Many retirees are unclear with what Medicare does and doesn’t cover when it comes to eye care. The good news is that Medicare covers most medical issues like cataract surgery, treatment of eye diseases and medical emergencies. But unfortunately, routine care like eye exams and eyeglasses are usually the beneficiary’s responsibility.
Here’s a breakdown of how original Medicare covers your eyes, along with some tips that can help you reduce your out-of-pocket costs.
Exams: Routine eye exams (sometimes called “eye refractions”) that test for eyeglasses or contact lenses are usually not covered under Medicare, but you are entitled to a yearly medical eye exam if you have diabetes or are at high risk for glaucoma. People at high risk include diabetics, those with a family history of glaucoma, and older Hispanics and African-Americans.
Medicare will also pay for exams to test and treat medical eye diseases and other problems like macular degeneration, dry eye syndrome, eye infections or if you get something in your eye.
Eyeglasses and contact lenses: Medicare does not pay for eyeglasses or contact lenses, with one exception: If you have had a conventional intraocular lens inserted during cataract surgery, Medicare will pay for eyeglasses or contact lenses following the operation. Otherwise, you are on your own.
To find affordable eye exams or eyeglasses, many retailers provide discounts – between 10 and 30 percent – if you belong to a membership group like AARP or AAA.
Also consider Costco Optical, which is considered by Consumer Reports as the best discount store for good eyewear and low prices – it requires a $55 membership fee. Walmart Vision Centers and For Eyes Optical offer low prices too with no required membership.
You can also save big by buying your glasses online. Some online stores like zennioptical.com, goggles4u.com and eyebuydirect.com sell prescription eyeglasses for as little as $7. To purchase glasses online you’ll need your prescription and pupillary distance from an exam, and your frame size.
Eye surgeries: Medicare covers most eye surgeries including cataract surgery to remove cataracts and insert standard intraocular lenses to replace your own. Medicare will not, however, pick up the extra cost if you choose a specialized lens that restores full range of vision, thereby reducing your need for glasses after cataract surgery. The extra cost for a specialized lens can run up to $2,500 per eye.

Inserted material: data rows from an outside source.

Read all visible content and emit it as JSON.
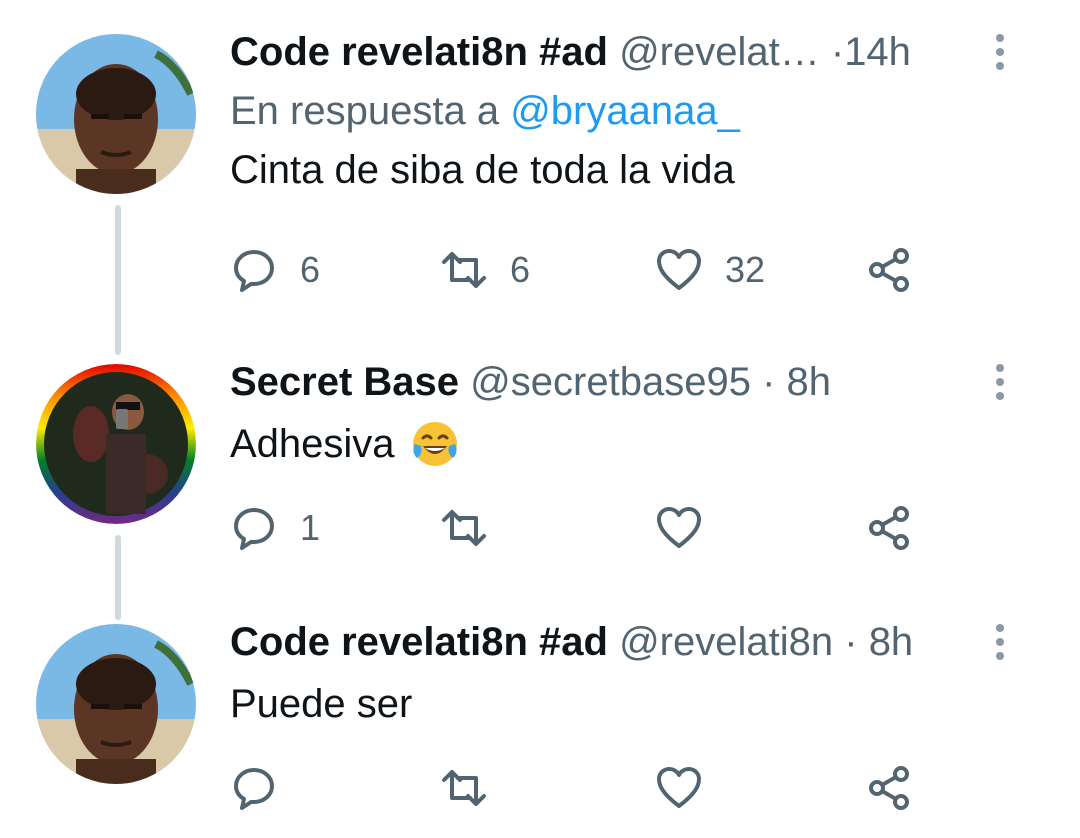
{
  "colors": {
    "accent": "#1d9bf0",
    "secondary_text": "#536471",
    "thread_line": "#cfd9de"
  },
  "tweets": [
    {
      "author_name": "Code revelati8n #ad",
      "handle": "@revelat…",
      "separator": "·",
      "time": "14h",
      "reply_prefix": "En respuesta a",
      "reply_mention": "@bryaanaa_",
      "text": "Cinta de siba de toda la vida",
      "replies": "6",
      "retweets": "6",
      "likes": "32"
    },
    {
      "author_name": "Secret Base",
      "handle": "@secretbase95",
      "separator": "·",
      "time": "8h",
      "text": "Adhesiva",
      "emoji": "face-with-tears-of-joy",
      "replies": "1",
      "retweets": "",
      "likes": ""
    },
    {
      "author_name": "Code revelati8n #ad",
      "handle": "@revelati8n",
      "separator": "·",
      "time": "8h",
      "text": "Puede ser",
      "replies": "",
      "retweets": "",
      "likes": ""
    }
  ]
}
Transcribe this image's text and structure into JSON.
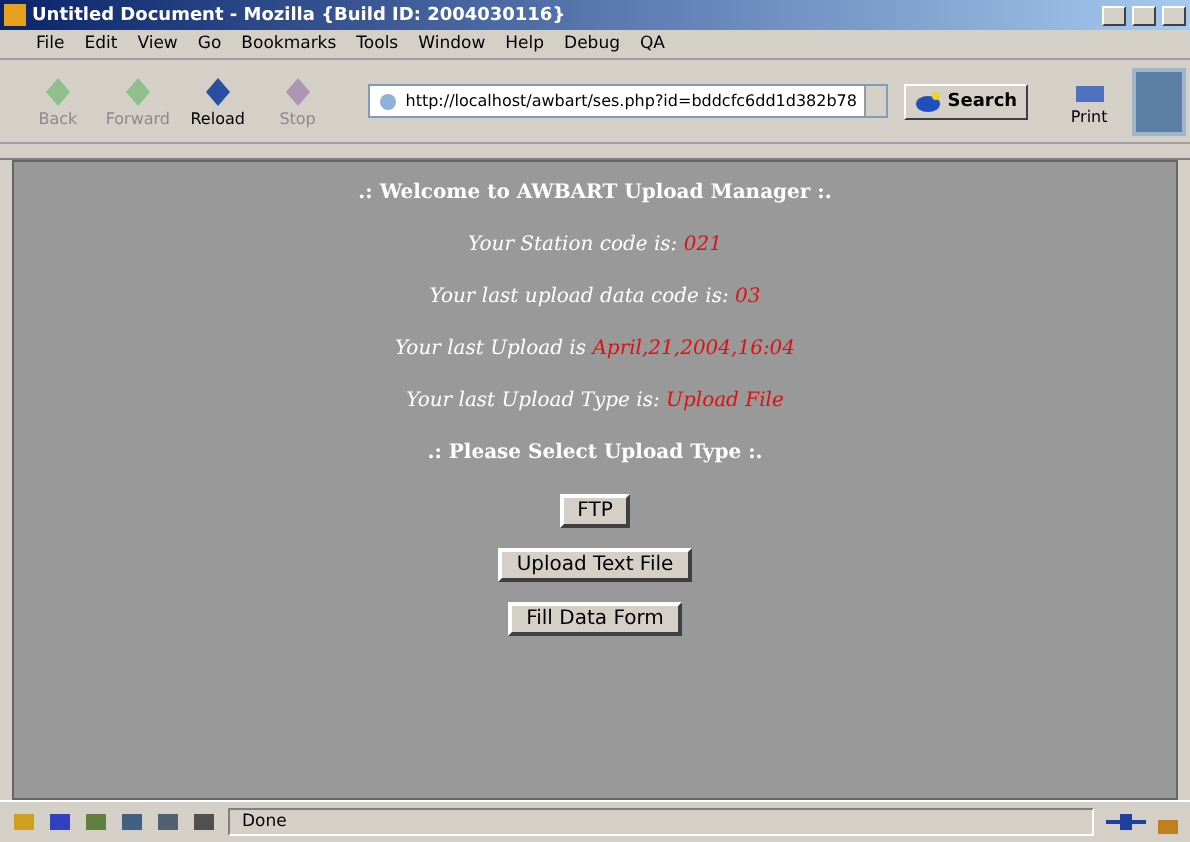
{
  "window": {
    "title": "Untitled Document - Mozilla {Build ID: 2004030116}"
  },
  "menu": [
    "File",
    "Edit",
    "View",
    "Go",
    "Bookmarks",
    "Tools",
    "Window",
    "Help",
    "Debug",
    "QA"
  ],
  "nav_buttons": [
    {
      "label": "Back",
      "disabled": true,
      "kind": "back"
    },
    {
      "label": "Forward",
      "disabled": true,
      "kind": "forward"
    },
    {
      "label": "Reload",
      "disabled": false,
      "kind": "reload"
    },
    {
      "label": "Stop",
      "disabled": true,
      "kind": "stop"
    }
  ],
  "address": {
    "value": "http://localhost/awbart/ses.php?id=bddcfc6dd1d382b78"
  },
  "search_button": "Search",
  "print_button": "Print",
  "page": {
    "heading": ".: Welcome to AWBART Upload Manager :.",
    "info": [
      {
        "label": "Your Station code is:",
        "value": "021"
      },
      {
        "label": "Your last upload data code is:",
        "value": "03"
      },
      {
        "label": "Your last Upload is",
        "value": "April,21,2004,16:04"
      },
      {
        "label": "Your last Upload Type is:",
        "value": "Upload File"
      }
    ],
    "prompt": ".: Please Select Upload Type :.",
    "buttons": [
      "FTP",
      "Upload Text File",
      "Fill Data Form"
    ]
  },
  "status_bar": {
    "text": "Done"
  }
}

Eye surgeries that are not covered by Medicare include refractive surgery and cosmetic eye surgery (such as eyelid surgery) that are not considered medically necessary.
Keep in mind that of the medical eye care services that are covered by Medicare, you’re still responsible for 20 percent of the cost – Medicare pays the other 80 percent. To help with this out-of-pocket expense, you may want to consider getting a Medigap supplemental policy.
If you can’t afford Medigap insurance, check into EyeCare America at eyecareamerica.org. This is a national program that provides medical eye examinations to seniors, age 65 and older, and up to one year of treatment at no cost.
Another way you can get extra vision coverage when you join Medicare is to choose a Medicare Advantage plan instead of original Medicare. Many of these plans – which are sold through private insurance companies (see medicare.gov/find-a-plan) – cover routine eye care and eyeglasses along with dental, hearing and prescription drugs, in addition to all of your hospital and medical insurance.
Or, if you choose original Medicare, consider purchasing an individual vision insurance policy (see ehealthinsurance.com). These policies cover routine eye care and eyeglasses and typically run between $12 and $15 per month.
Editor's Note: Send your senior questions to: Savvy Senior, P.O. Box 5443, Norman, OK 73070, or visit SavvySenior.org. Jim Miller is a contributor to the NBC Today show and author of “The Savvy Senior” book.